> Task details
Below are records. Copy every line with "JSON" in it.
╭──
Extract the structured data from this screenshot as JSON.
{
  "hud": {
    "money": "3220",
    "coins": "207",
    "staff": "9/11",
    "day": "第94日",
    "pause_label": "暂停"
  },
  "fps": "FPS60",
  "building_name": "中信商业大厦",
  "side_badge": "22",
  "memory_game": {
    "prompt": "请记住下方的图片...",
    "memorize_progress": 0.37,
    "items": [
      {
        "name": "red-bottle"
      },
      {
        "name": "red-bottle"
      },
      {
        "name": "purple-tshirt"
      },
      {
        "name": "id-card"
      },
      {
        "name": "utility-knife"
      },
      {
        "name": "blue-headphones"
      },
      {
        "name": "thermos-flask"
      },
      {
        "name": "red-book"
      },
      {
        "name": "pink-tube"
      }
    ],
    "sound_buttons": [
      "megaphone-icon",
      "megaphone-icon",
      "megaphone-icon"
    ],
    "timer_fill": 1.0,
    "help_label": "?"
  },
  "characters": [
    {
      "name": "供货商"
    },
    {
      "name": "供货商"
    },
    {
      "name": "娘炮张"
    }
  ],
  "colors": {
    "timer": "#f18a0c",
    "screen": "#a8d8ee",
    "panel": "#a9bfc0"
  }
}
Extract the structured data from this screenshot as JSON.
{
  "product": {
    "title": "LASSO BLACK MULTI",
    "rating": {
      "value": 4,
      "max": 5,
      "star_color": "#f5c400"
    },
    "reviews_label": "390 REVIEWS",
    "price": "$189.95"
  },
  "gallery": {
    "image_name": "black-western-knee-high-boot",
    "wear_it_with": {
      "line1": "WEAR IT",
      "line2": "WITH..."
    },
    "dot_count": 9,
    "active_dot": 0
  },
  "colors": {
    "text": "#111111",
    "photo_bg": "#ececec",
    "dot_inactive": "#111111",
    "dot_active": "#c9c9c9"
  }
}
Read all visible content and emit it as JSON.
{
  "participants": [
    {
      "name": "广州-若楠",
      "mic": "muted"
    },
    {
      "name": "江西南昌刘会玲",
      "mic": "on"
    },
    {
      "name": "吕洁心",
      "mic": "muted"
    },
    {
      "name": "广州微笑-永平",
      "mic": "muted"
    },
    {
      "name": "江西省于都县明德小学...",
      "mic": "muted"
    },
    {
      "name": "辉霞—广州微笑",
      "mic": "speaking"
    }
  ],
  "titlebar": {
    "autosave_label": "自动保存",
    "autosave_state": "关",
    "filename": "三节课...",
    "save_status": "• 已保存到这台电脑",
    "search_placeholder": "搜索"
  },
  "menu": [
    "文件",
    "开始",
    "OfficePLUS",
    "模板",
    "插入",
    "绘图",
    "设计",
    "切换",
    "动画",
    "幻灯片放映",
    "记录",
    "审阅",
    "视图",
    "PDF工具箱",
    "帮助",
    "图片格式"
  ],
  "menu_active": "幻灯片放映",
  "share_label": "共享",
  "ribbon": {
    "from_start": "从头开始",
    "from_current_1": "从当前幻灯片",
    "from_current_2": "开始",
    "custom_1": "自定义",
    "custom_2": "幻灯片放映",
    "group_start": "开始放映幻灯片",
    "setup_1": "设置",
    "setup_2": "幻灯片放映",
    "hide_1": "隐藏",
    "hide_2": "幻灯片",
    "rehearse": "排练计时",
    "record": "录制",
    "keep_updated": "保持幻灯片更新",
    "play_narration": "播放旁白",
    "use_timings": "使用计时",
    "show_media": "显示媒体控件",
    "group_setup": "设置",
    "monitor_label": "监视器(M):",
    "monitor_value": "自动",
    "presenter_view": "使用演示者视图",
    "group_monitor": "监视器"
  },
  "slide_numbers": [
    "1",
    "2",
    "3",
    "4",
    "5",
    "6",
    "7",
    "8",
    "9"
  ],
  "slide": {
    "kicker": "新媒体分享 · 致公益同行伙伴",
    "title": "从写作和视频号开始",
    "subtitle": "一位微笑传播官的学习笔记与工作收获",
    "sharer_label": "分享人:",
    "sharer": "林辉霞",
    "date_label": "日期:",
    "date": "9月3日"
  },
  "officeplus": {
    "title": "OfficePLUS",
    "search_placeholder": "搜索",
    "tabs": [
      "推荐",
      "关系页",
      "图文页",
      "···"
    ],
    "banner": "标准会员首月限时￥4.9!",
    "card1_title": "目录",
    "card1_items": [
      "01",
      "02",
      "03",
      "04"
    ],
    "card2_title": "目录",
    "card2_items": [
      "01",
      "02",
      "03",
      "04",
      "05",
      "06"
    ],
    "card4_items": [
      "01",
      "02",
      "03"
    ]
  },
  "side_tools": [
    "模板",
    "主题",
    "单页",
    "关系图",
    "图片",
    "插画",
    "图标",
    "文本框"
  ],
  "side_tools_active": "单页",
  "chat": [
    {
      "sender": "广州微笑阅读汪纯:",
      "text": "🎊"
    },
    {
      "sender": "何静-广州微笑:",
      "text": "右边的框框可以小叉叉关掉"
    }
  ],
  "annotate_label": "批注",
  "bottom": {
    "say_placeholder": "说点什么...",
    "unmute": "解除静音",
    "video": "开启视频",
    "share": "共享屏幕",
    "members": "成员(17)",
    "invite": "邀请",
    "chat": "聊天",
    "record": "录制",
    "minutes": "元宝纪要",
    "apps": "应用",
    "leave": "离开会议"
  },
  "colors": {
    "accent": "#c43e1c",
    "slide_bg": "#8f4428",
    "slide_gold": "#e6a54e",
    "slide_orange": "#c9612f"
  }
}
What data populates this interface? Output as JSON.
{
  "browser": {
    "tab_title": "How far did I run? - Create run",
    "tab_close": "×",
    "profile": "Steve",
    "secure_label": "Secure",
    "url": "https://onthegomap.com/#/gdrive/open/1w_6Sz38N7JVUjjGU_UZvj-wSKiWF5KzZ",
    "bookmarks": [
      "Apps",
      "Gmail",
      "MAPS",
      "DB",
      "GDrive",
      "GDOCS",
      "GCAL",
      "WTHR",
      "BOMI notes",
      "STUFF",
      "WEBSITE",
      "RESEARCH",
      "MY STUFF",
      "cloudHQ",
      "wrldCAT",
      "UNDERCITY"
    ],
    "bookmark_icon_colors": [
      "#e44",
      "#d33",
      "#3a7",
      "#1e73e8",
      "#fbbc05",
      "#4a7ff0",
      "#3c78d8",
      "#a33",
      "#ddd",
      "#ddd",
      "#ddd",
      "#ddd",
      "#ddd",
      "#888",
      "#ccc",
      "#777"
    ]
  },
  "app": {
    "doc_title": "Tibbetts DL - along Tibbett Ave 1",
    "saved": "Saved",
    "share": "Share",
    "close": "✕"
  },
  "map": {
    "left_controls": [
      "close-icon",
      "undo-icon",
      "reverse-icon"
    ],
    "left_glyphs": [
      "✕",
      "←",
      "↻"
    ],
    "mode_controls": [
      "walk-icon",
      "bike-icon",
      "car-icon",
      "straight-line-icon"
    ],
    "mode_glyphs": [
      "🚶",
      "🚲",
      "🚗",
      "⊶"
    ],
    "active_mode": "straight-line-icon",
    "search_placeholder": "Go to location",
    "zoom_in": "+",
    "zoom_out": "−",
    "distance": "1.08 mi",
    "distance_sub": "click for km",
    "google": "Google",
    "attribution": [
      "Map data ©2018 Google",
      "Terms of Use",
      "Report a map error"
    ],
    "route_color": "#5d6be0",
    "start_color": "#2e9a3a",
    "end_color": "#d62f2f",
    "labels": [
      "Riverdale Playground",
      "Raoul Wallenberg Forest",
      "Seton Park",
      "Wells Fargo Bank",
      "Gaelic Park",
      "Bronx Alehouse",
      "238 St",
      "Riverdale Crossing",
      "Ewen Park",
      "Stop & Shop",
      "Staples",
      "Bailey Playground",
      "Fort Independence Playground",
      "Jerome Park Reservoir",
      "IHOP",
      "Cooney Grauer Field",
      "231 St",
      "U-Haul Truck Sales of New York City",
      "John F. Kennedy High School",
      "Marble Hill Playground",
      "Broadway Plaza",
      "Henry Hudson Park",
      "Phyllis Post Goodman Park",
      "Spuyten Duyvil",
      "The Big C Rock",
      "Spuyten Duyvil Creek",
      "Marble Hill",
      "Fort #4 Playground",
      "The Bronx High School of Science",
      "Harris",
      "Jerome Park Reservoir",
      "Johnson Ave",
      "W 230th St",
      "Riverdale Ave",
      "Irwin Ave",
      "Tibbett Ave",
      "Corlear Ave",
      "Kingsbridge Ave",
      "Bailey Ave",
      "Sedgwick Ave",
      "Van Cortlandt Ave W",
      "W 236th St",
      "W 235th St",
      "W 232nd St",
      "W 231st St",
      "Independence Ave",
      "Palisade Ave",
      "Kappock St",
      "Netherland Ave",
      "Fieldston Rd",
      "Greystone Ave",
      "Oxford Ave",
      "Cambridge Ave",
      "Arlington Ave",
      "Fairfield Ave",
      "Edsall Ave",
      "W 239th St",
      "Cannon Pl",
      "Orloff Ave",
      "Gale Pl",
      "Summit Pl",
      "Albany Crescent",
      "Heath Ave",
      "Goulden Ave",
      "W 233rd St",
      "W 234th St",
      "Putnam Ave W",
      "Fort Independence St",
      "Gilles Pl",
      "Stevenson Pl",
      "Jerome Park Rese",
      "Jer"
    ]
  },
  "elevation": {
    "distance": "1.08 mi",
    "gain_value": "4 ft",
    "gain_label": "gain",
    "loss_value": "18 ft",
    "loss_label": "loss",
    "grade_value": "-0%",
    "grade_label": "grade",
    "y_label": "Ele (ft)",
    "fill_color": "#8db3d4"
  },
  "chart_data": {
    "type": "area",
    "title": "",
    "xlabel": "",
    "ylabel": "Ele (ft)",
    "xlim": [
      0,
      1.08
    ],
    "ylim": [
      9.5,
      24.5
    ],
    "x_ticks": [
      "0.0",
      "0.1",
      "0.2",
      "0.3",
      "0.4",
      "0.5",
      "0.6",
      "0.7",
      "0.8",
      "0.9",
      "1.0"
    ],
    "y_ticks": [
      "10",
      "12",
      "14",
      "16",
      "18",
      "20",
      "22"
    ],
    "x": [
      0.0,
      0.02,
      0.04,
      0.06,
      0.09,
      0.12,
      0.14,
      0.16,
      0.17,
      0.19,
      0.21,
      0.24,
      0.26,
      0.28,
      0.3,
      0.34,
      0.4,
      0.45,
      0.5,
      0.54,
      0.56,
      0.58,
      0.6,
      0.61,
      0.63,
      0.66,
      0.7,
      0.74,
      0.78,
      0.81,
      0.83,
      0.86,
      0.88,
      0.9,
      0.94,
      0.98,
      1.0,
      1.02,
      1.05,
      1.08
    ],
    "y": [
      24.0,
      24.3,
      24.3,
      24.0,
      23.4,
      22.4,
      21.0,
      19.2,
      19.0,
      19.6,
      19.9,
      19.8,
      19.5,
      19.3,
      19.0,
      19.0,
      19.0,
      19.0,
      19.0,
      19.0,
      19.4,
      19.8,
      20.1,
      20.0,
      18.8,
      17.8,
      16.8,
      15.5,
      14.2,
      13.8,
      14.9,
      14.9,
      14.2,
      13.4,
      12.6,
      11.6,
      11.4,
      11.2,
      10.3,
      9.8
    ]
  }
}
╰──
> Output below
Extract the structured data from this screenshot as JSON.
Extract the structured data from this screenshot as JSON.
Read all visible content and emit it as JSON.
What data populates this interface? Output as JSON.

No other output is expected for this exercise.